Tennessee Governor Wants Marijuana Decriminalization Idea To Go Up In Smoke

Tennessee's two largest cities are considering proposals that would make possession of a small amount of marijuana carry the same penalties as a speeding ti...
Governor Haslam On Decriminalizing Marijuana_20160825231703

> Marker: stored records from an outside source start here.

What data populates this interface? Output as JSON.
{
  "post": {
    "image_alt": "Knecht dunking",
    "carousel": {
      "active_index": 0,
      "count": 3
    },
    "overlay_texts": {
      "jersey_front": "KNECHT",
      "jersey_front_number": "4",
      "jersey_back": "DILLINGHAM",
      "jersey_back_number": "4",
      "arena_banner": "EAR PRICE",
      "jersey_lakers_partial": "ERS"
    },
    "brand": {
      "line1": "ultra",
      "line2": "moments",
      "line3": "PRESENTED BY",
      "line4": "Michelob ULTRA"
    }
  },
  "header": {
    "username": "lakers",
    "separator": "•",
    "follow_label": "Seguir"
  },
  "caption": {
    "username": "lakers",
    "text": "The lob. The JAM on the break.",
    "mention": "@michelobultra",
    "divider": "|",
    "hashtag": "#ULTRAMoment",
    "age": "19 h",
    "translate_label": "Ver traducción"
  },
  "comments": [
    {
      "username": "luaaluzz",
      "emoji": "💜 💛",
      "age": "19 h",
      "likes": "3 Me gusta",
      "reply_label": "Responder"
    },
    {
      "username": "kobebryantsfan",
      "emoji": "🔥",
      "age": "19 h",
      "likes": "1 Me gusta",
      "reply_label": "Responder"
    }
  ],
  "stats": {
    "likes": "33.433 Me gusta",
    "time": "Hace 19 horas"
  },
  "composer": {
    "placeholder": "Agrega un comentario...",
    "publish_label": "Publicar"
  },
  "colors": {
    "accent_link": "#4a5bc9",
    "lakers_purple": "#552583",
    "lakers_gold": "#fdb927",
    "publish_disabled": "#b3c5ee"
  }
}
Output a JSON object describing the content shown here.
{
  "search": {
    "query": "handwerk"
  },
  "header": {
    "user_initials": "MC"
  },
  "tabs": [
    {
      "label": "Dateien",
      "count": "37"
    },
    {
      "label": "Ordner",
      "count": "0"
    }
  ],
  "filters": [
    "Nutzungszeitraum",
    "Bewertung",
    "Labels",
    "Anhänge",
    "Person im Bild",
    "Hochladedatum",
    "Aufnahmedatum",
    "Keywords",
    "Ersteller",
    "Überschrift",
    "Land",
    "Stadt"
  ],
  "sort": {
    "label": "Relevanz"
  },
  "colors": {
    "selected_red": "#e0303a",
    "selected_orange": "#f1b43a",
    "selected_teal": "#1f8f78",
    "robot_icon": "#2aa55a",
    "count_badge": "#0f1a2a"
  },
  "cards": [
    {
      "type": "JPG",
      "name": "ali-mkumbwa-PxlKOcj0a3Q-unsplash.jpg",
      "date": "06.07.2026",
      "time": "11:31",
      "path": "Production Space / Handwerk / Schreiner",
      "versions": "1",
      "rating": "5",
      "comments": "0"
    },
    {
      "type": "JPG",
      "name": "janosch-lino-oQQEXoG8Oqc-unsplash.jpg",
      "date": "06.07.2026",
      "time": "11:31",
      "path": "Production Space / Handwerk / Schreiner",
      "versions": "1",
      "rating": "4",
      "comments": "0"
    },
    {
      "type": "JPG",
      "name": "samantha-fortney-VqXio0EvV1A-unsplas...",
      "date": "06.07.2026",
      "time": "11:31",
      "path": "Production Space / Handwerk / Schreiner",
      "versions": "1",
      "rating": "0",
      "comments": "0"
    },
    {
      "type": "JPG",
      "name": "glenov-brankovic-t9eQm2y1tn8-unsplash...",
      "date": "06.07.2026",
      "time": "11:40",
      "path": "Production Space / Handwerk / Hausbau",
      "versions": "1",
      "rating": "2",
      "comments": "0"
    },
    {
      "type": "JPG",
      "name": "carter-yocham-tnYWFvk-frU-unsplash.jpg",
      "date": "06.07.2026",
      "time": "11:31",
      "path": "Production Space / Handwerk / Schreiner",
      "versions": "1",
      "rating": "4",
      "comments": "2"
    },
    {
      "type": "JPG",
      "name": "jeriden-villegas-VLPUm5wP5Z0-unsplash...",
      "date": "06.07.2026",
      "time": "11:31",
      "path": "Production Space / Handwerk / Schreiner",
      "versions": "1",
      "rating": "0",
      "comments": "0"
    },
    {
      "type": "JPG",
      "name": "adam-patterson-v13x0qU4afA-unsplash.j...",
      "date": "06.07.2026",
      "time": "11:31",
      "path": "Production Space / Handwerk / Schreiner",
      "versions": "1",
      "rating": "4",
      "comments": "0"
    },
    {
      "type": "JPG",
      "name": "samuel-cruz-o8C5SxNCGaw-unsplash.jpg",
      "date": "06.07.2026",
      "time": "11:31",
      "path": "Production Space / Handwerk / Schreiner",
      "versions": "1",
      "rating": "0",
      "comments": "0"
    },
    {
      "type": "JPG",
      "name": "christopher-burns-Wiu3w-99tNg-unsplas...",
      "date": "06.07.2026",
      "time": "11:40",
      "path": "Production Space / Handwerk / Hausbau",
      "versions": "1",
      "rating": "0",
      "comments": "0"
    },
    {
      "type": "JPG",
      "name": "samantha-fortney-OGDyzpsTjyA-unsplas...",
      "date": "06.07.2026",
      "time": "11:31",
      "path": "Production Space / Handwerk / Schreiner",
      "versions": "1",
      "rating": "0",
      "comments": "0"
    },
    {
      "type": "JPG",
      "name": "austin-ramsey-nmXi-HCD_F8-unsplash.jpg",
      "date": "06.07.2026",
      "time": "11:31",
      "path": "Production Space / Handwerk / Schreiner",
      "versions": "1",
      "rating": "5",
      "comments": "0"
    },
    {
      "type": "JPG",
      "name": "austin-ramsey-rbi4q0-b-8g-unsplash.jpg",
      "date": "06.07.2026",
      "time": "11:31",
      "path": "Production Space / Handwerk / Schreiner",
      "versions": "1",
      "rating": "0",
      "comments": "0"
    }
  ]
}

Tennessee’s two largest cities are considering proposals that would make possession of a small amount of marijuana carry the same penalties as a speeding ticket.  Local 24 Watchdog Mike Matthews tells us the Governor doesn’t like these ideas at all.
 
Nashville is working on it. Memphis is about to start working on it. Governor Bill Haslam of Tennessee would just assume his two largest cities would just drop it.
 
It concerns decriminalizing the possession of half an ounce or less of marijuana. Those currently caught could spend time in jail. But Memphis City Councilman Berlin Boyd says he thinks the current law is unfair, and while not calling for legalization, he thinks those caught should only have to pay a fine.
 
Governor Haslam says that idea doesn’t float his boat. “I’m not a fan,” he says. “While I do think we’ve had some people who have spent more time in jail than they need to for that. I’m not in favor of decriminalizing that.”
 
Those who support the idea point to a clogged Criminal Justice Center at 201 Poplar, where courtrooms and the jail are jam packed. “201 (Poplar)  is full,” says attorney John Maryk, who favors decriminalization.  “By doing this, we get the people out of the courtrooms. Also, its going to be a new revenue source.”
 
While it appears the majority of city council members like the idea of decriminalization, it’s not a unanimous feeling. City Councilwoman Janis Fullilove expressed her feelings in a way that will be remembered for quite some time. “Stop driving and having weed in your car,” she said. “I think responsible weed smokers smoke their joints at home.”
 
There is no indication out of Nashville that marijuana laws will change when legislators meet next year. There were some changes in penalties that were approved this year. Still, don’t count on Governor Haslam pushing for the changes proposed in Memphis and for the city of Nashville.
 
“I think we have enough of an issue around substance abuse now,” he said. “You can debate whether it’s a gateway drug and all this. I’m not the expert. But I just don’t think its a helpful step for our society given the struggles we have right now with substance abuse.”
 
Nobody is talking about making it legal. It would still be against the law to be carrying around half an ounce of marijuana, only if decriminalized, you wouldn’t go to jail, you’d pay a fine. The Memphis City Council is scheduled to give the decriminalization plan the first of three readings on Tuesday, September 6th.